◆ **Task description**
Your answer is to be every line of the material that includes the string "untitled".

--- Materials provided Enclosed Below ---

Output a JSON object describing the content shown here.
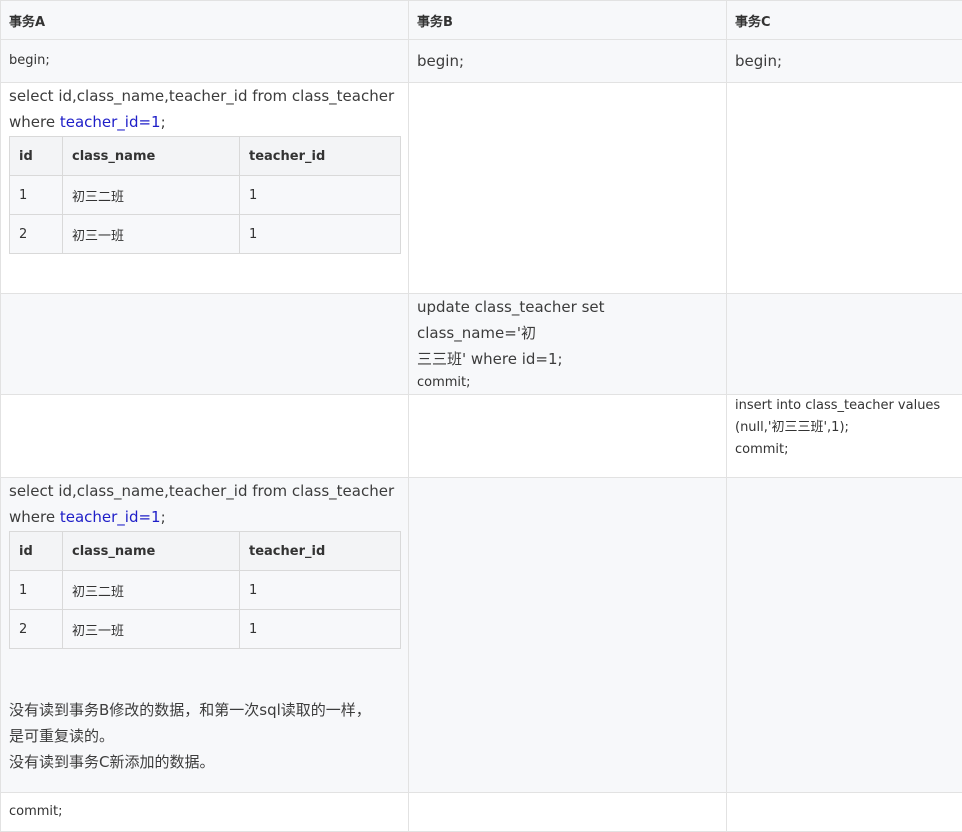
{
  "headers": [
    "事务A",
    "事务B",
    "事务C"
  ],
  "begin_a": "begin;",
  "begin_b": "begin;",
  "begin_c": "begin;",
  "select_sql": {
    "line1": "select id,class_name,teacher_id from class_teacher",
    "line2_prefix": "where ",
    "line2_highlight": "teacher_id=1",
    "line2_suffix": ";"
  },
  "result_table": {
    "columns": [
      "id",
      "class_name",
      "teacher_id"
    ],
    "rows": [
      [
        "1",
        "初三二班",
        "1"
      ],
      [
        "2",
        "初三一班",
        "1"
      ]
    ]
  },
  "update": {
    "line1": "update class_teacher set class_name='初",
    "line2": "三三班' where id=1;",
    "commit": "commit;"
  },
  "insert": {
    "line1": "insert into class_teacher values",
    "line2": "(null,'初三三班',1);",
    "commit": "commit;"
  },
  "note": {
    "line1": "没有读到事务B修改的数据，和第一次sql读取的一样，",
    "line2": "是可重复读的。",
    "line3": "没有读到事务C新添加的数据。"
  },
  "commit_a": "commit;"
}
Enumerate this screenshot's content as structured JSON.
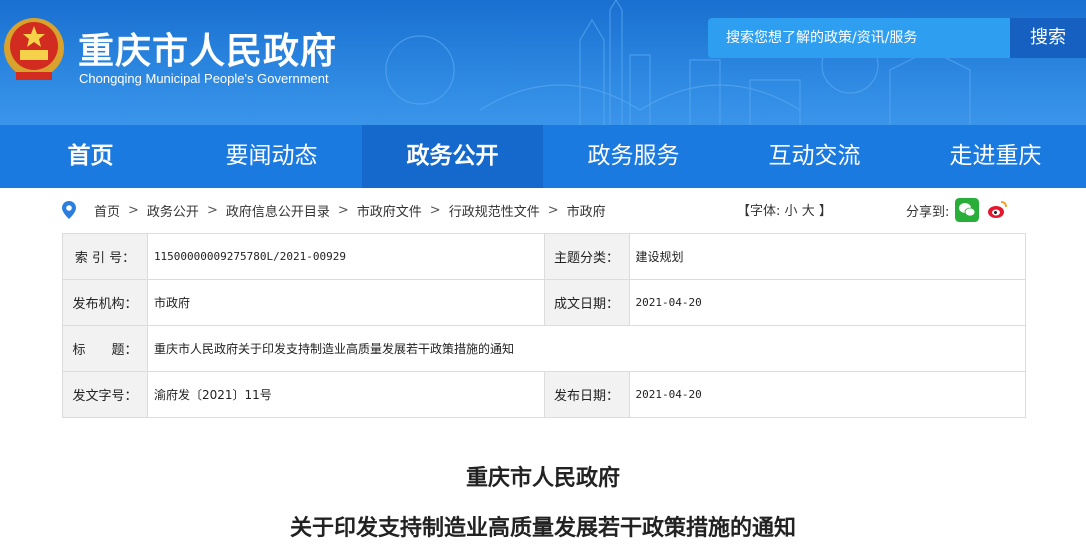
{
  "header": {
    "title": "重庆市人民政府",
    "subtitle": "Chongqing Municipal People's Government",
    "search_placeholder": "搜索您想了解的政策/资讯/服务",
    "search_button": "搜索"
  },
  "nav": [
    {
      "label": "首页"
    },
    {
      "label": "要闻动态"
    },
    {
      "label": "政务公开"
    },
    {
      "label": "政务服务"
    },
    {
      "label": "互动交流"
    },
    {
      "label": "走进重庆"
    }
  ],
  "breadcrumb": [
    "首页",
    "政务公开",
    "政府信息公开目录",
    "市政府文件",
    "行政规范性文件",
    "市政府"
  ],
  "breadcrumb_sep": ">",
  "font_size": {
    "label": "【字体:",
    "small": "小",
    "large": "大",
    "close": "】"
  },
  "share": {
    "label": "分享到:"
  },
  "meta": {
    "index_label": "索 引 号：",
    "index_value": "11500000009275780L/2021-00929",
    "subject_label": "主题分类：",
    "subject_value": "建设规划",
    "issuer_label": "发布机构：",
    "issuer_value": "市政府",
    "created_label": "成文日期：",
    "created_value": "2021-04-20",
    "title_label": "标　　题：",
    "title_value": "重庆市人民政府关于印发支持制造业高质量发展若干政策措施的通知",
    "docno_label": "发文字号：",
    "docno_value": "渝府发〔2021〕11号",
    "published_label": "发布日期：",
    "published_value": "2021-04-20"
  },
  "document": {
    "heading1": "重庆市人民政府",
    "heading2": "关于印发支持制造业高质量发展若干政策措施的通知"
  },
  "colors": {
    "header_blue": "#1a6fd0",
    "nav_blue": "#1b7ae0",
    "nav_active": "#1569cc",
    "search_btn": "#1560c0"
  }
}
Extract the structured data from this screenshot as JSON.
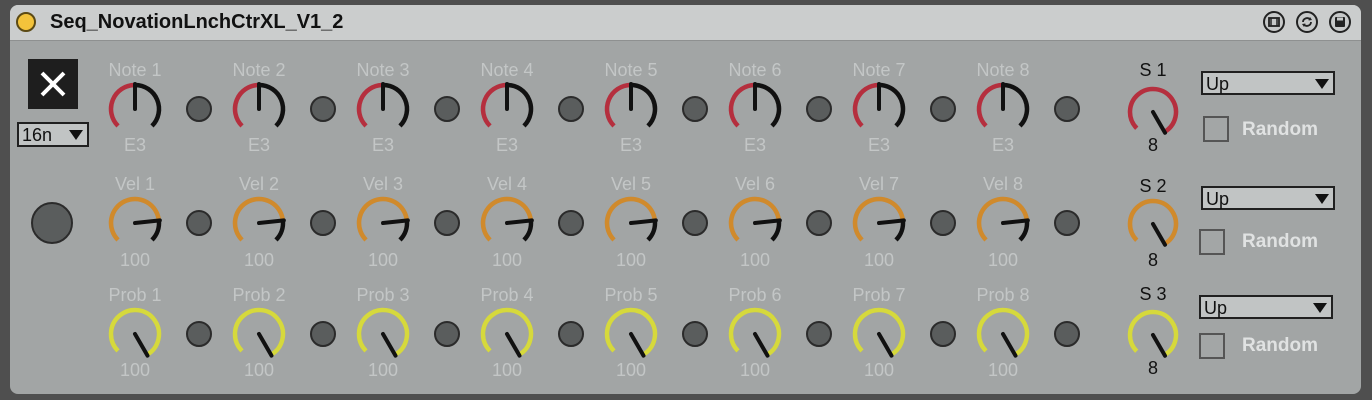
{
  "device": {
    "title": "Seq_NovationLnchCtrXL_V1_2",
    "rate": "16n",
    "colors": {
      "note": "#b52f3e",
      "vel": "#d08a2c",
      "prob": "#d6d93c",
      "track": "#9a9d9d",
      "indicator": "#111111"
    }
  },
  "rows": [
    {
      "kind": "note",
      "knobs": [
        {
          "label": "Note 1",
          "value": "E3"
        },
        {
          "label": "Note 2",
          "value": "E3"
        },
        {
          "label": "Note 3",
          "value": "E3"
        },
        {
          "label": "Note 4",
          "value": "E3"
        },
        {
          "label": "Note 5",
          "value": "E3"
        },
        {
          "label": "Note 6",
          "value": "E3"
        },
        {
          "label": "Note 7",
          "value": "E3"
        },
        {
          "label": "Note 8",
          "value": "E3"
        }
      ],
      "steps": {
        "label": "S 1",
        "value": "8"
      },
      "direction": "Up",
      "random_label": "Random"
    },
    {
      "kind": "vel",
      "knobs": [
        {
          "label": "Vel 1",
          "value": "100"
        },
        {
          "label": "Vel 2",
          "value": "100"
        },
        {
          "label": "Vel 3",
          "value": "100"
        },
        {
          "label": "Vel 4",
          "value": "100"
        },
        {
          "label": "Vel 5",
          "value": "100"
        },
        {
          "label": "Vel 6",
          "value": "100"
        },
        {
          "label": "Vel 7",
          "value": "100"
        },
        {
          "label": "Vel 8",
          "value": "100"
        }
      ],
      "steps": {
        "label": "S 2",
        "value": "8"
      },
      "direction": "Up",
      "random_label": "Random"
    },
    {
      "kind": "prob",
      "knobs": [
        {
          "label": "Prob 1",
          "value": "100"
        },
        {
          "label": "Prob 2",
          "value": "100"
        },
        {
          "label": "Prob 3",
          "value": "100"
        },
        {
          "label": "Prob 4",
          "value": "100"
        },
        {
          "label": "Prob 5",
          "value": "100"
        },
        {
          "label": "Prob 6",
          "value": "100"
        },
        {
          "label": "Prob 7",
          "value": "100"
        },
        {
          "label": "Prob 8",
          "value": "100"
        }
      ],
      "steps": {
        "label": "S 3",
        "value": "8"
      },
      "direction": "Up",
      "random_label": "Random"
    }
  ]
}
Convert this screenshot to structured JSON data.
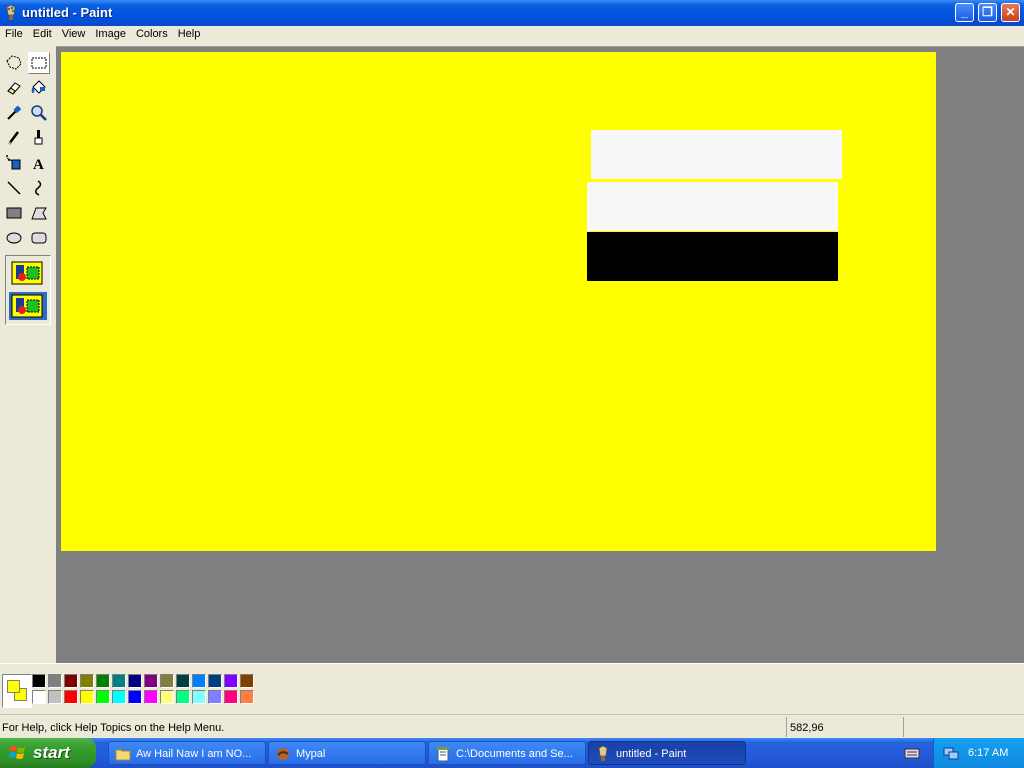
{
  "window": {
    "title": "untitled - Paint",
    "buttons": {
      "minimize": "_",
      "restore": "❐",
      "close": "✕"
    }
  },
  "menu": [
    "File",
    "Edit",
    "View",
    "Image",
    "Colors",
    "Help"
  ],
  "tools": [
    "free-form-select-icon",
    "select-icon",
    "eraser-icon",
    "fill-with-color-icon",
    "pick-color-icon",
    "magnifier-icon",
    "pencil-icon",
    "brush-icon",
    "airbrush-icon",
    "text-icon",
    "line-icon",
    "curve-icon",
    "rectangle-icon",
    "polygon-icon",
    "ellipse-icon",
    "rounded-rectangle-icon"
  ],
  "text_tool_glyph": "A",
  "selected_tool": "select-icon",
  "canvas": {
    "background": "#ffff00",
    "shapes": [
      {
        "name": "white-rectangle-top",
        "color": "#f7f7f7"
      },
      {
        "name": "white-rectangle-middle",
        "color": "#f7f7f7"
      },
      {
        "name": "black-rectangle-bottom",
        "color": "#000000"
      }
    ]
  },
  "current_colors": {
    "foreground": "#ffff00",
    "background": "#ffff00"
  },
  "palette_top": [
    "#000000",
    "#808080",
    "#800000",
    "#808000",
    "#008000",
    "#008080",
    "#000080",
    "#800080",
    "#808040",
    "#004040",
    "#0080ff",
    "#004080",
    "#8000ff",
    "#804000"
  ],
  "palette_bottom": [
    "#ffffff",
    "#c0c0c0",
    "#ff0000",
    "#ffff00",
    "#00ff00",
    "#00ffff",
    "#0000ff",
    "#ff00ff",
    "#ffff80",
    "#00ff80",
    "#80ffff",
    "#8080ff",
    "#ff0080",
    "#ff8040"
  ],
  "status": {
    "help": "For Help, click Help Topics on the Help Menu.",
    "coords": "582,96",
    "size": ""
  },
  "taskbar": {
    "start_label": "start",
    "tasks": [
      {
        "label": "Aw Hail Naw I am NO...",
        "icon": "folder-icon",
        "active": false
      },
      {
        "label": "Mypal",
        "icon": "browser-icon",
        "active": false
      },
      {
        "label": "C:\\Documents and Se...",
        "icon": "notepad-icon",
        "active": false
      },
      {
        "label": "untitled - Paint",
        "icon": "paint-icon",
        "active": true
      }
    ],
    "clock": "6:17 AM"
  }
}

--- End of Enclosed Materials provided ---

◆ **Task solution**
    "title": "untitled - Paint",
        "label": "untitled - Paint",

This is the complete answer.